Data centres have historically hidden in plain sight, not wanting to draw attention to themselves to assure privacy and security for their customers. Their non-descript ‘warehouses’ and ‘hangers’ have typically been built in remote locations, or discretely tucked away on large trading estates formerly occupied by heavy industry to maintain a low profile and to try and avoid appearing on “Google Earth”.
Today there are more than seven million data centres globally that handle the data of both SMEs and enterprise-scale operations, with over 150 of them in London and neighbouring Slough, including our latest facility on Slough Trading Estate. Data centres are crucial to every aspect of our business and social lives, yet most of us have no idea about where these facilities are located and we can walk past them without even noticing. It’s only when you see the banks of generators outside, or maybe the HVAC units you’ll twig that a data centre is lurking inside.
The notion of “security through obscurity”, however, is increasingly being questioned in a digital world because very little now escapes a search engine’s glare and physical locations are becoming increasingly irrelevant as cybercrime poses the greatest concern. That said the visibility of data centres remains an issue for certain industries, particularly if they handle classified information, operate in highly regulated markets, or perceive themselves or their brand to be vulnerable to a physical attack.
Although the data centre industry has been expanding steadily since the millennium, it has undergone explosive growth over the last five years. The number of facilities operated by big tech firms has almost doubled since 2016, with many of them being newbuilds. Moreover, data handling is increasingly moving off-prem and into industrial scale colocation centres (like Kao Data) or to the “edge” for performance and latency reasons, and even un-manned mini data centre outposts, are mushrooming in highly populated areas, fuelled by the increasing ability to pack high density hardware into smaller and more compact shells that are liquid cooled.

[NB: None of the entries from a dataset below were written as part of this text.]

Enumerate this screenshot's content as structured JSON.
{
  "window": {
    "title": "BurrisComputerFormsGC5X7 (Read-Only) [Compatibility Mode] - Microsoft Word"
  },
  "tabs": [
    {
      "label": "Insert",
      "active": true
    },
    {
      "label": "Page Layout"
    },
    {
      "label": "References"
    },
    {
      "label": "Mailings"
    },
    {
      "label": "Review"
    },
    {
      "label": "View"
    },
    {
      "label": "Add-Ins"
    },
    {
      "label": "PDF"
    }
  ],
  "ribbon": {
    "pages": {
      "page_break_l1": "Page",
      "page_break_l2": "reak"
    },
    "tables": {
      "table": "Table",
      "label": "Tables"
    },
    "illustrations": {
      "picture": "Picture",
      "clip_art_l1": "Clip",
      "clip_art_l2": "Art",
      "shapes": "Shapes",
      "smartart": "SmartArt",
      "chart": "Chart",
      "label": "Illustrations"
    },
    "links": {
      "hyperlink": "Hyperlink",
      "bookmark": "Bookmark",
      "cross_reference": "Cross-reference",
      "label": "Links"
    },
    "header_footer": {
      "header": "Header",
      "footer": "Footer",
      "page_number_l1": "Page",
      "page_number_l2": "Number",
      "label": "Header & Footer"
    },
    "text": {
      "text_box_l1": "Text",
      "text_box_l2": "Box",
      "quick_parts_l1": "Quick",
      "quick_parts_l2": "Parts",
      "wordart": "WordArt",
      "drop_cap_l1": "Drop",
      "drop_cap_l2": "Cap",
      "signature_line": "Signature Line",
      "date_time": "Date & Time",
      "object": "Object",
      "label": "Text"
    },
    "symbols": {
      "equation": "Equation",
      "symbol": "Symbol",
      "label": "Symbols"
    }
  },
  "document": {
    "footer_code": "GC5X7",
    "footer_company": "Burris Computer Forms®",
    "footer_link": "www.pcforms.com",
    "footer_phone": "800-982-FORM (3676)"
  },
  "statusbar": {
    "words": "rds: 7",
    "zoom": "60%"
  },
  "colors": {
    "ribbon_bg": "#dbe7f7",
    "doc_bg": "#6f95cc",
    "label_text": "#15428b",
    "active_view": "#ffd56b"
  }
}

Inevitably, as the critical role of data centres accelerates, so too does public and media awareness and this is subsequently driving demand for greater visibility and transparency. There have been numerous high-profile cloud and internet debacles - the Facebook outage of 2021, when all its social platforms were globally unavailable for several hours, and CNN’s headline story claiming that Ireland’s data centres are destroying the planet, being just a couple of examples.
The increasing need for sustainable operations is also pushing the industry towards greater transparency and visibility into where data centres are located and how they operate. Data centre energy usage is under constant scrutiny and the industry needs to openly demonstrate that it is transitioning from fossil fuels towards renewable energy sources.
Uniquely at Kao Data we operate probably one of the most easily recognisable data centres in the industry with our famous green fins across the side of our Harlow based KLON-01 facility. Ironically those were built into the design to help the building blend into the nearby countryside, but they have now become integral to our brand and industry awareness as our logo testifies.
The Catch 22 situation of anonymity versus visibility is only going to get more pronounced as data centres continue to expand, they become more common infrastructures within our communities and the public scrutiny intensifies. It will be interesting to see how this issue evolves as data centres become even more integral to our everyday lives.